[Exercise details]: Where a picture appears, leave it out; copy everything else in the records exactly.

▬▬▬▬▬▬▬▬▬▬

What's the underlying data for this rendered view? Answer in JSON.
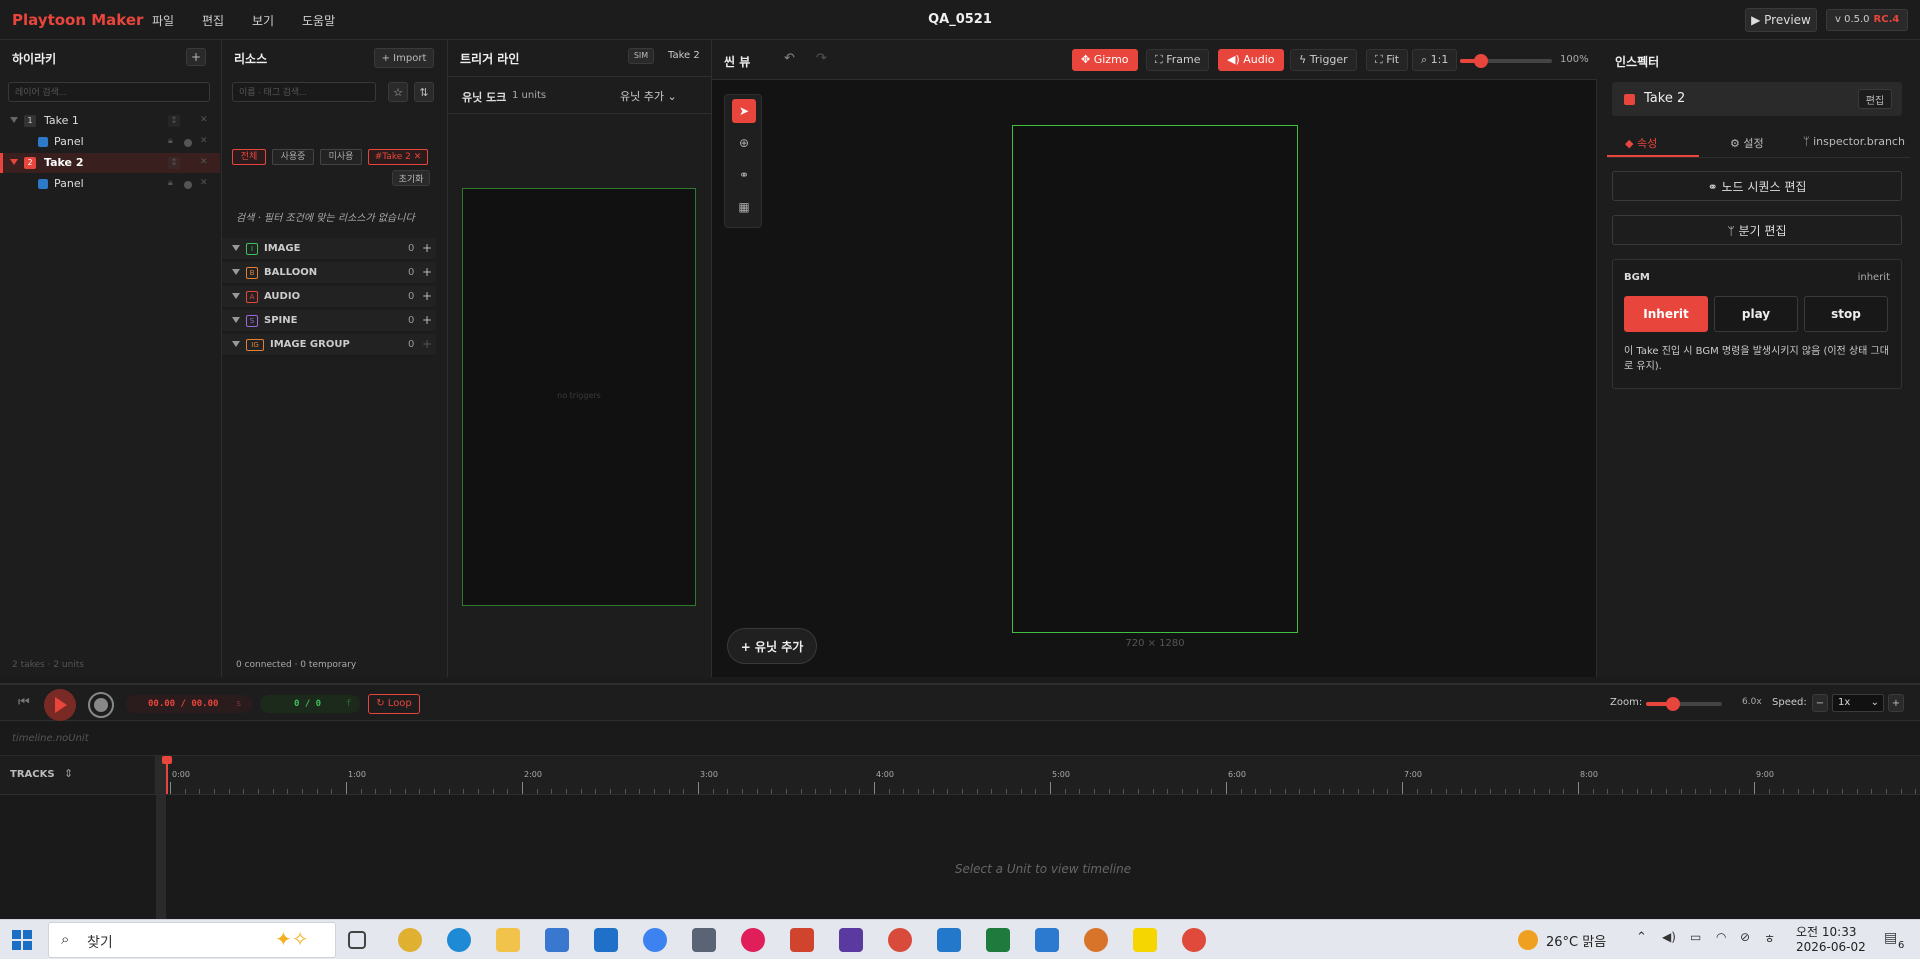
{
  "menubar": {
    "logo": "Playtoon Maker",
    "menus": [
      "파일",
      "편집",
      "보기",
      "도움말"
    ],
    "project_title": "QA_0521",
    "preview_label": "▶ Preview",
    "version": "v 0.5.0",
    "rc": "RC.4"
  },
  "hierarchy": {
    "title": "하이라키",
    "add_label": "+",
    "search_placeholder": "레이어 검색...",
    "takes": [
      {
        "num": "1",
        "label": "Take 1",
        "child": "Panel"
      },
      {
        "num": "2",
        "label": "Take 2",
        "child": "Panel"
      }
    ],
    "footer": "2 takes · 2 units"
  },
  "resources": {
    "title": "리소스",
    "import_label": "+ Import",
    "search_placeholder": "이름 · 태그 검색...",
    "chips": [
      "전체",
      "사용중",
      "미사용",
      "#Take 2 ✕"
    ],
    "reset_label": "초기화",
    "empty_msg": "검색 · 필터 조건에 맞는 리소스가 없습니다",
    "categories": [
      {
        "badge": "I",
        "name": "IMAGE",
        "count": "0",
        "color": "#3fbf5a"
      },
      {
        "badge": "B",
        "name": "BALLOON",
        "count": "0",
        "color": "#e0803a"
      },
      {
        "badge": "A",
        "name": "AUDIO",
        "count": "0",
        "color": "#e8453c"
      },
      {
        "badge": "S",
        "name": "SPINE",
        "count": "0",
        "color": "#9b6ad8"
      },
      {
        "badge": "IG",
        "name": "IMAGE GROUP",
        "count": "0",
        "color": "#e0803a"
      }
    ],
    "footer": "0 connected · 0 temporary"
  },
  "trigger": {
    "title": "트리거 라인",
    "sim_label": "SIM",
    "take_label": "Take 2",
    "dock_title": "유닛 도크",
    "dock_count": "1 units",
    "add_unit_label": "유닛 추가",
    "no_triggers": "no triggers"
  },
  "scene": {
    "title": "씬 뷰",
    "gizmo": "Gizmo",
    "frame": "Frame",
    "audio": "Audio",
    "trigger": "Trigger",
    "fit": "Fit",
    "ratio": "1:1",
    "zoom_pct": "100%",
    "zoom_value": 100,
    "canvas_size": "720 × 1280",
    "add_unit": "+ 유닛 추가"
  },
  "inspector": {
    "title": "인스펙터",
    "take_name": "Take 2",
    "edit_label": "편집",
    "tabs": [
      "속성",
      "설정",
      "inspector.branch"
    ],
    "node_seq_btn": "노드 시퀀스 편집",
    "branch_btn": "분기 편집",
    "bgm": {
      "label": "BGM",
      "value": "inherit",
      "options": [
        "Inherit",
        "play",
        "stop"
      ],
      "desc": "이 Take 진입 시 BGM 명령을 발생시키지 않음 (이전 상태 그대로 유지)."
    }
  },
  "timeline": {
    "time": "00.00 / 00.00",
    "time_unit": "s",
    "frames": "0 / 0",
    "frames_unit": "f",
    "loop": "Loop",
    "zoom_label": "Zoom:",
    "zoom_value": "6.0x",
    "speed_label": "Speed:",
    "speed_value": "1x",
    "no_unit": "timeline.noUnit",
    "tracks": "TRACKS",
    "ticks": [
      "0:00",
      "1:00",
      "2:00",
      "3:00",
      "4:00",
      "5:00",
      "6:00",
      "7:00",
      "8:00",
      "9:00"
    ],
    "empty_msg": "Select a Unit to view timeline"
  },
  "taskbar": {
    "search": "찾기",
    "weather": "26°C 맑음",
    "time": "오전 10:33",
    "date": "2026-06-02",
    "notif": "6"
  },
  "colors": {
    "accent": "#e8453c",
    "canvas_border": "#3fbf3f",
    "bg": "#1b1b1b"
  }
}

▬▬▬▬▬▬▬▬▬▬

[Written solution]:
What's the underlying data for this rendered view? Answer in JSON.
{
  "menubar": {
    "logo": "Playtoon Maker",
    "menus": [
      "파일",
      "편집",
      "보기",
      "도움말"
    ],
    "project_title": "QA_0521",
    "preview_label": "▶ Preview",
    "version": "v 0.5.0",
    "rc": "RC.4"
  },
  "hierarchy": {
    "title": "하이라키",
    "add_label": "+",
    "search_placeholder": "레이어 검색...",
    "takes": [
      {
        "num": "1",
        "label": "Take 1",
        "child": "Panel"
      },
      {
        "num": "2",
        "label": "Take 2",
        "child": "Panel"
      }
    ],
    "footer": "2 takes · 2 units"
  },
  "resources": {
    "title": "리소스",
    "import_label": "+ Import",
    "search_placeholder": "이름 · 태그 검색...",
    "chips": [
      "전체",
      "사용중",
      "미사용",
      "#Take 2 ✕"
    ],
    "reset_label": "초기화",
    "empty_msg": "검색 · 필터 조건에 맞는 리소스가 없습니다",
    "categories": [
      {
        "badge": "I",
        "name": "IMAGE",
        "count": "0",
        "color": "#3fbf5a"
      },
      {
        "badge": "B",
        "name": "BALLOON",
        "count": "0",
        "color": "#e0803a"
      },
      {
        "badge": "A",
        "name": "AUDIO",
        "count": "0",
        "color": "#e8453c"
      },
      {
        "badge": "S",
        "name": "SPINE",
        "count": "0",
        "color": "#9b6ad8"
      },
      {
        "badge": "IG",
        "name": "IMAGE GROUP",
        "count": "0",
        "color": "#e0803a"
      }
    ],
    "footer": "0 connected · 0 temporary"
  },
  "trigger": {
    "title": "트리거 라인",
    "sim_label": "SIM",
    "take_label": "Take 2",
    "dock_title": "유닛 도크",
    "dock_count": "1 units",
    "add_unit_label": "유닛 추가",
    "no_triggers": "no triggers"
  },
  "scene": {
    "title": "씬 뷰",
    "gizmo": "Gizmo",
    "frame": "Frame",
    "audio": "Audio",
    "trigger": "Trigger",
    "fit": "Fit",
    "ratio": "1:1",
    "zoom_pct": "100%",
    "zoom_value": 100,
    "canvas_size": "720 × 1280",
    "add_unit": "+ 유닛 추가"
  },
  "inspector": {
    "title": "인스펙터",
    "take_name": "Take 2",
    "edit_label": "편집",
    "tabs": [
      "속성",
      "설정",
      "inspector.branch"
    ],
    "node_seq_btn": "노드 시퀀스 편집",
    "branch_btn": "분기 편집",
    "bgm": {
      "label": "BGM",
      "value": "inherit",
      "options": [
        "Inherit",
        "play",
        "stop"
      ],
      "desc": "이 Take 진입 시 BGM 명령을 발생시키지 않음 (이전 상태 그대로 유지)."
    }
  },
  "timeline": {
    "time": "00.00 / 00.00",
    "time_unit": "s",
    "frames": "0 / 0",
    "frames_unit": "f",
    "loop": "Loop",
    "zoom_label": "Zoom:",
    "zoom_value": "6.0x",
    "speed_label": "Speed:",
    "speed_value": "1x",
    "no_unit": "timeline.noUnit",
    "tracks": "TRACKS",
    "ticks": [
      "0:00",
      "1:00",
      "2:00",
      "3:00",
      "4:00",
      "5:00",
      "6:00",
      "7:00",
      "8:00",
      "9:00"
    ],
    "empty_msg": "Select a Unit to view timeline"
  },
  "taskbar": {
    "search": "찾기",
    "weather": "26°C 맑음",
    "time": "오전 10:33",
    "date": "2026-06-02",
    "notif": "6"
  },
  "colors": {
    "accent": "#e8453c",
    "canvas_border": "#3fbf3f",
    "bg": "#1b1b1b"
  }
}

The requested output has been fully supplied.